2. Cull the Internet - More material than you can imagine on the internet at any given time to read. Make sure you use your favorites menu, organize your collections of websites by category, eg...astrophotography, blogs, telescopes, astronomy forums, etc. I use the internet for everything from exchanging with others to collection printable materials for hard reference.
3. Build an Observing Handbook - You can use the internet and some plastic sleeving and find all kinds of usable and freely redistributable materials that you can print out to create the ultimate reference collection for use at the eyepiece or the kitchen table alike.

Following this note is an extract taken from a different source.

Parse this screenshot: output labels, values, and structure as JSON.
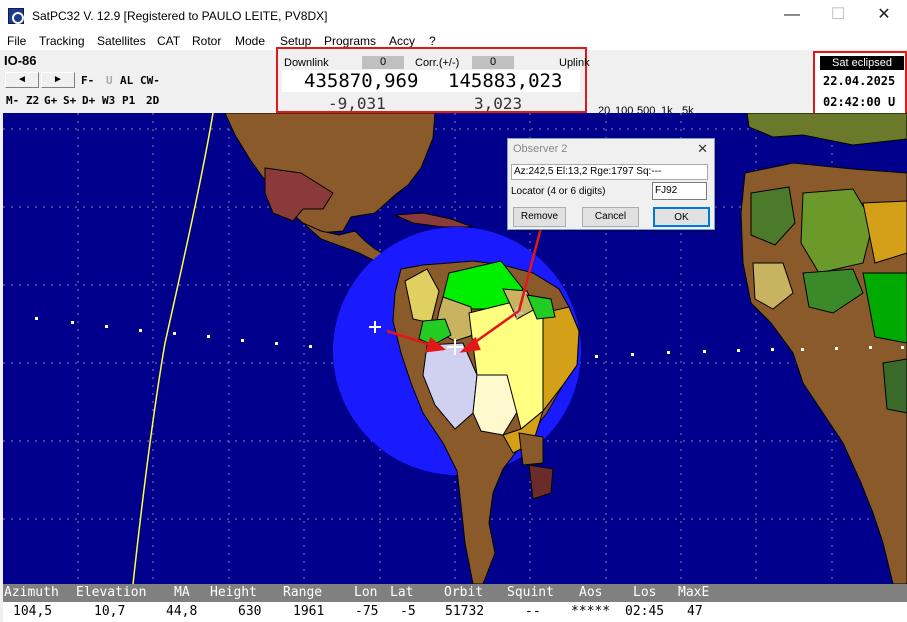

4. Decorate a Room - Have a favorite hobby center where you keep your telescope, a spare bedroom, a man cave? Find printable astro images that you can capture on a flash drive, visit a photo lab, have them enlarged and printed, frame them and decorate a wall. You don't have to photograph your own images to enjoy them, and many amateurs will allow you to print copies of their images for your own personal use. They make a great conversation piece for guests, and help put your hobby into perspective for others as well as yourself.
5. Join a Club - Make a point of being involved. Volunteer to clean the grounds, maintain the observatory, organize their materials, do handyman work, go out for coffee with other members. The more energy one puts into the organization brings others to join in, and soon it becomes a pleasure rather than a chore. And you also get that sense of accomplishment.
These are just a few ideas, but this is enough to get anyone started on finding ways to enjoy a lifetime of amateur astronomy. Down the road I will add others to this collection because, honestly, I never run out of things to do with this hobby or ideas to do more. I just run out of time to do them all.